_Activity:_ Copy out all lines bearing the word "title" from the listing below.

_Provided data:_
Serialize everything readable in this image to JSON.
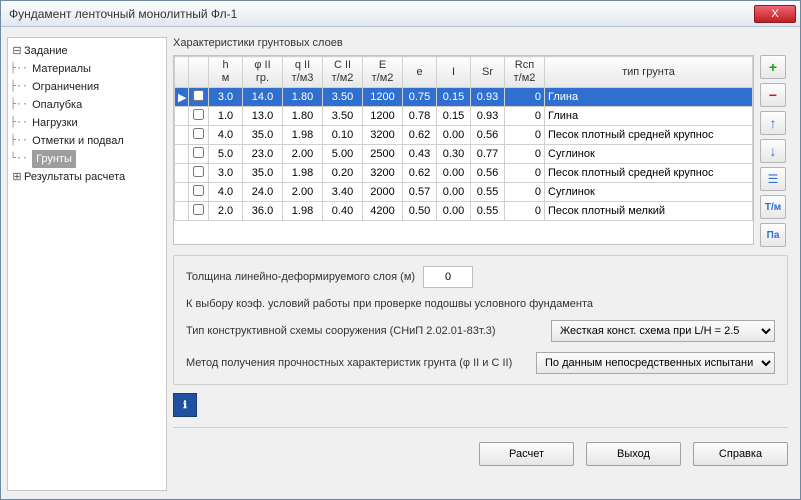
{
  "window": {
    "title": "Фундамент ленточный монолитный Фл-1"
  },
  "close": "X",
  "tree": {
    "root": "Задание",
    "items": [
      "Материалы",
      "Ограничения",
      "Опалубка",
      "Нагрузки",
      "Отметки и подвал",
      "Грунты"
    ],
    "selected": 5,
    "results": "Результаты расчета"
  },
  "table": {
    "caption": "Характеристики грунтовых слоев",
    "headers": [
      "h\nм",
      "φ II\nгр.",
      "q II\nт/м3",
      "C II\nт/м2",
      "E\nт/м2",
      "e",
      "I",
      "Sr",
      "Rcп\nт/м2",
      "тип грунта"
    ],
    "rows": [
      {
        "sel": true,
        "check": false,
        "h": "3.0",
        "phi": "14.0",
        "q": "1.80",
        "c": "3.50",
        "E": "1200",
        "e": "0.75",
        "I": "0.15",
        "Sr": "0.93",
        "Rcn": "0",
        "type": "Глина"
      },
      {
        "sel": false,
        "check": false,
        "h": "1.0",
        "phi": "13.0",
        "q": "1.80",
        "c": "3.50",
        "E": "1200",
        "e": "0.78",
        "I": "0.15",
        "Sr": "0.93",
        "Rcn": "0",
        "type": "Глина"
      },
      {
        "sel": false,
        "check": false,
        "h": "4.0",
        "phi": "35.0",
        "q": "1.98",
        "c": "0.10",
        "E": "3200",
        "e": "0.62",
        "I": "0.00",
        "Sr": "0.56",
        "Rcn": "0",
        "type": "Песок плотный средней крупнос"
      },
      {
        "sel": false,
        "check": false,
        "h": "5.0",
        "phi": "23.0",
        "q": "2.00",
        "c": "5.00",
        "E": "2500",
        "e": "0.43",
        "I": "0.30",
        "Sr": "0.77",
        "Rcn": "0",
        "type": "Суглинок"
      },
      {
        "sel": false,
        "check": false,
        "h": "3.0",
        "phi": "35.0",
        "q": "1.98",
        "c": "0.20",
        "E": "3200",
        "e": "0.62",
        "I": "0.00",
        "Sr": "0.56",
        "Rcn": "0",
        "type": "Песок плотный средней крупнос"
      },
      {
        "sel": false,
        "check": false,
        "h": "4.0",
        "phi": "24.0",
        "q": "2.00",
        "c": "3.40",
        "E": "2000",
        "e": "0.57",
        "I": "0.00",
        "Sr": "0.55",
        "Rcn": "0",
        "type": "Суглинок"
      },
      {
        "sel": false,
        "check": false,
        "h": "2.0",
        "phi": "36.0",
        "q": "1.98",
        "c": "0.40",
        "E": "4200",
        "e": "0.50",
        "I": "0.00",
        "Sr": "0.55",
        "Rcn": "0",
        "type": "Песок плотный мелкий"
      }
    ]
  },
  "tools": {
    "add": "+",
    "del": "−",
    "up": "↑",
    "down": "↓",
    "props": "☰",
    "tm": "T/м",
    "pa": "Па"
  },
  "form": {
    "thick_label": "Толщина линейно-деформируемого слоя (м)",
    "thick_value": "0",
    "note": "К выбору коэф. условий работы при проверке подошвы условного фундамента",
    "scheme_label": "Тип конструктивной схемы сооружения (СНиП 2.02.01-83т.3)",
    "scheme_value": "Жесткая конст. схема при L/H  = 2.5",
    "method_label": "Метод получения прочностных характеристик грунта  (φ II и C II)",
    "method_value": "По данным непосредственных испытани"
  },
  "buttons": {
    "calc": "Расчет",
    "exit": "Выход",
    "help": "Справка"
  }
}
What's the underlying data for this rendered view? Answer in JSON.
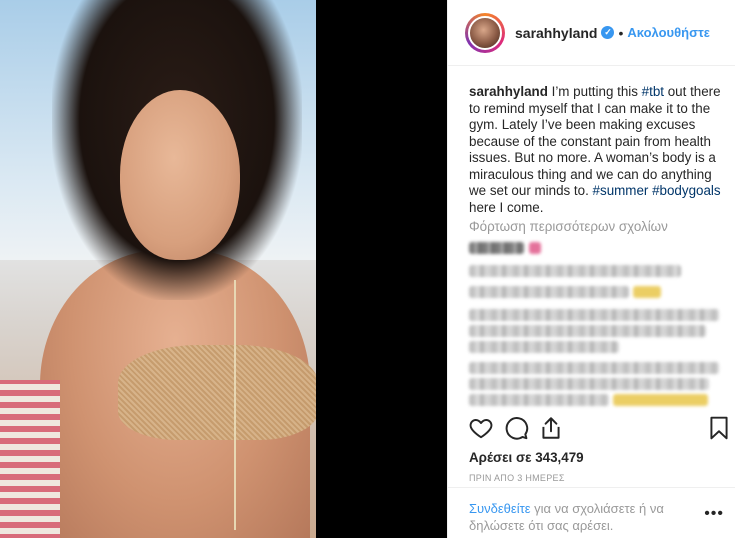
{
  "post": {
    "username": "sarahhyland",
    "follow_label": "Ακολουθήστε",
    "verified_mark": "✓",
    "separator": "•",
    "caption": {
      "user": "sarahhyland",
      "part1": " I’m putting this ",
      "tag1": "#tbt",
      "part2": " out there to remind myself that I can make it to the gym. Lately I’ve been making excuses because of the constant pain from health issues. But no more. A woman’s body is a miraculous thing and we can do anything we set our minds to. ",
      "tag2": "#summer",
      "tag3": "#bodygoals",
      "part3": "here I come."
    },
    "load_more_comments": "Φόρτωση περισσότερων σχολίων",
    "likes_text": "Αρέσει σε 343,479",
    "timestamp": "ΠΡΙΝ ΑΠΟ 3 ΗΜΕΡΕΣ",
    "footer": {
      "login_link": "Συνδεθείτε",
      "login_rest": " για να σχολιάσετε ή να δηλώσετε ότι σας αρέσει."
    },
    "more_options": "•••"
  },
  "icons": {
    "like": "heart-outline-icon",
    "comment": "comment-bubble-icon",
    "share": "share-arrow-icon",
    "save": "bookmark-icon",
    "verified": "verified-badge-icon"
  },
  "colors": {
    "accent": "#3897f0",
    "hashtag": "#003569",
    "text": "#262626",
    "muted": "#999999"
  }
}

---

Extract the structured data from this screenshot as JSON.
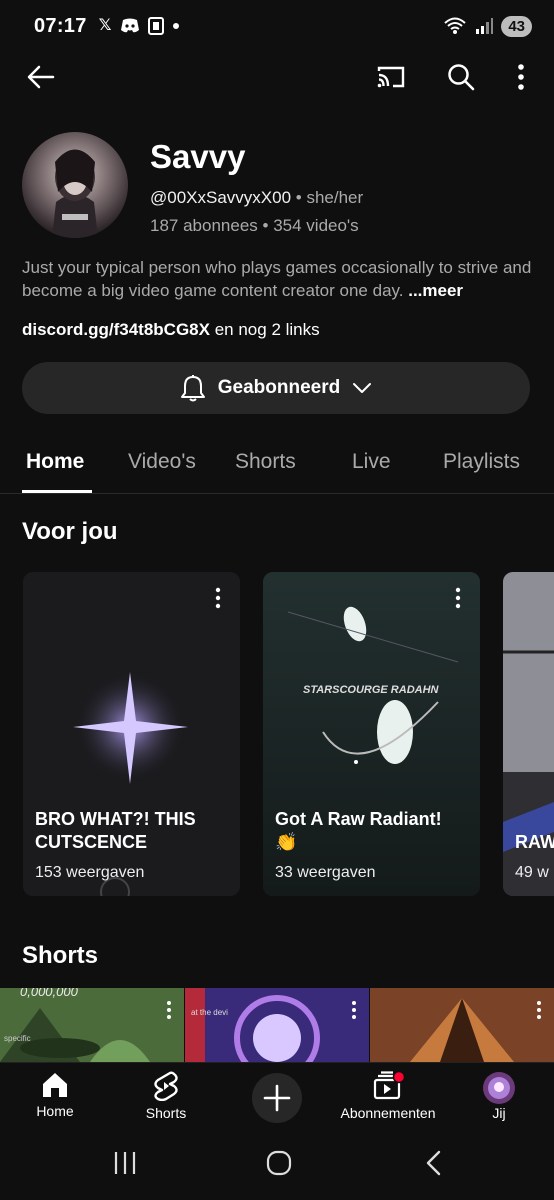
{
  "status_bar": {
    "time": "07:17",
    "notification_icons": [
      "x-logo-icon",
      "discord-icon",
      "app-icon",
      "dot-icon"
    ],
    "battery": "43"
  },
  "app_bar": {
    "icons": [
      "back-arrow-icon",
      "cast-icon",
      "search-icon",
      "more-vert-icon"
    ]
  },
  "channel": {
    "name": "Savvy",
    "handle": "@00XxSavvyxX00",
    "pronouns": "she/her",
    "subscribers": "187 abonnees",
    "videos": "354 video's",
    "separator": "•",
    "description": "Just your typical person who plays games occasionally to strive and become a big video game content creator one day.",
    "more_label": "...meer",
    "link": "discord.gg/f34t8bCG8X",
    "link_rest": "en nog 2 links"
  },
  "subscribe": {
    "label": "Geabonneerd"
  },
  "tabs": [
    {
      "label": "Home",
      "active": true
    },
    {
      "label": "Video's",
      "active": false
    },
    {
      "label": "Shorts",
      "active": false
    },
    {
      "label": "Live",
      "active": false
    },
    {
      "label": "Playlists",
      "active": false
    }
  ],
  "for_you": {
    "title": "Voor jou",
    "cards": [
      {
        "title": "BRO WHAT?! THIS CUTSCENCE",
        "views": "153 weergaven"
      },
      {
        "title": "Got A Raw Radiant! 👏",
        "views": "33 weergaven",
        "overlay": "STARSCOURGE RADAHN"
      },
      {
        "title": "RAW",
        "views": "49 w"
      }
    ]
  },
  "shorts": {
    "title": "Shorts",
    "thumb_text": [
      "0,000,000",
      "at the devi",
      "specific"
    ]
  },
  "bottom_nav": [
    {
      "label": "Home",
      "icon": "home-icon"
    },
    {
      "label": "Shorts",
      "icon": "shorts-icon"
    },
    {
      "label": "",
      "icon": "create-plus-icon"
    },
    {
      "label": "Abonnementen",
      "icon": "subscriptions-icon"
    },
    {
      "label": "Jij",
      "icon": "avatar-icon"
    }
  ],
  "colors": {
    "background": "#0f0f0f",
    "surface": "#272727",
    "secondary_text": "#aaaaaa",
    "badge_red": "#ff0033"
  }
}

_Exercise result:_
    "title": "Фундамент ленточный монолитный Фл-1"
    "title": "Voor jou",
        "title": "BRO WHAT?! THIS CUTSCENCE",
        "title": "Got A Raw Radiant! 👏",
        "title": "RAW",
    "title": "Shorts",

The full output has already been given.